+++ Extracted entries
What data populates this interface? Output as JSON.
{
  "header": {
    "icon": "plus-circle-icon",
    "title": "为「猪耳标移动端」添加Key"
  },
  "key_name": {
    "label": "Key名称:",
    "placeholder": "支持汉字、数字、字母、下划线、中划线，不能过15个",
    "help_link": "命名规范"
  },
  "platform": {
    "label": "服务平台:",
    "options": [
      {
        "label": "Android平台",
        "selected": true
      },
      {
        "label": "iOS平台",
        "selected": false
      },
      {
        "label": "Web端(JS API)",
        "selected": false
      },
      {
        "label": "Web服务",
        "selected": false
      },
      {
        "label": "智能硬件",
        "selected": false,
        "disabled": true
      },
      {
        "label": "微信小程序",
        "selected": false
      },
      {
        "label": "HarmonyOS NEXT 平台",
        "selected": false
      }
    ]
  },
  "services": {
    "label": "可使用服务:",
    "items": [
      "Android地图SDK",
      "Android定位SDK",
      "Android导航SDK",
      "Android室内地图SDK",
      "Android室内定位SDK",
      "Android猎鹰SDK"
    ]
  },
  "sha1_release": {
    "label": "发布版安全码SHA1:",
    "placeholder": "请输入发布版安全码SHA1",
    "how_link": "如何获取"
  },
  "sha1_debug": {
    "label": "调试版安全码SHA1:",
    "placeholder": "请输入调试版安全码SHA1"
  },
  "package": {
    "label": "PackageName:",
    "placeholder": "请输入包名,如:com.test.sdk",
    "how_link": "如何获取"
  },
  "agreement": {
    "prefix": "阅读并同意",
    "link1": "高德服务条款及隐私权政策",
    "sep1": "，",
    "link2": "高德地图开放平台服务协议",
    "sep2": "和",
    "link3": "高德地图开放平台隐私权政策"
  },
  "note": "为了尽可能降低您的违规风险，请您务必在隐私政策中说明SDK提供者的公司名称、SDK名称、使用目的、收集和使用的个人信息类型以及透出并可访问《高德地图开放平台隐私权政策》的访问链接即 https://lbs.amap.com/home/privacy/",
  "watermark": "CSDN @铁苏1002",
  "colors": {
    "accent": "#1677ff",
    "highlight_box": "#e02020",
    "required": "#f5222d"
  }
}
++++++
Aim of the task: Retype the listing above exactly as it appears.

Solution:
What data populates this interface? Output as JSON.
{
  "header": {
    "icon": "plus-circle-icon",
    "title": "为「猪耳标移动端」添加Key"
  },
  "key_name": {
    "label": "Key名称:",
    "placeholder": "支持汉字、数字、字母、下划线、中划线，不能过15个",
    "help_link": "命名规范"
  },
  "platform": {
    "label": "服务平台:",
    "options": [
      {
        "label": "Android平台",
        "selected": true
      },
      {
        "label": "iOS平台",
        "selected": false
      },
      {
        "label": "Web端(JS API)",
        "selected": false
      },
      {
        "label": "Web服务",
        "selected": false
      },
      {
        "label": "智能硬件",
        "selected": false,
        "disabled": true
      },
      {
        "label": "微信小程序",
        "selected": false
      },
      {
        "label": "HarmonyOS NEXT 平台",
        "selected": false
      }
    ]
  },
  "services": {
    "label": "可使用服务:",
    "items": [
      "Android地图SDK",
      "Android定位SDK",
      "Android导航SDK",
      "Android室内地图SDK",
      "Android室内定位SDK",
      "Android猎鹰SDK"
    ]
  },
  "sha1_release": {
    "label": "发布版安全码SHA1:",
    "placeholder": "请输入发布版安全码SHA1",
    "how_link": "如何获取"
  },
  "sha1_debug": {
    "label": "调试版安全码SHA1:",
    "placeholder": "请输入调试版安全码SHA1"
  },
  "package": {
    "label": "PackageName:",
    "placeholder": "请输入包名,如:com.test.sdk",
    "how_link": "如何获取"
  },
  "agreement": {
    "prefix": "阅读并同意",
    "link1": "高德服务条款及隐私权政策",
    "sep1": "，",
    "link2": "高德地图开放平台服务协议",
    "sep2": "和",
    "link3": "高德地图开放平台隐私权政策"
  },
  "note": "为了尽可能降低您的违规风险，请您务必在隐私政策中说明SDK提供者的公司名称、SDK名称、使用目的、收集和使用的个人信息类型以及透出并可访问《高德地图开放平台隐私权政策》的访问链接即 https://lbs.amap.com/home/privacy/",
  "watermark": "CSDN @铁苏1002",
  "colors": {
    "accent": "#1677ff",
    "highlight_box": "#e02020",
    "required": "#f5222d"
  }
}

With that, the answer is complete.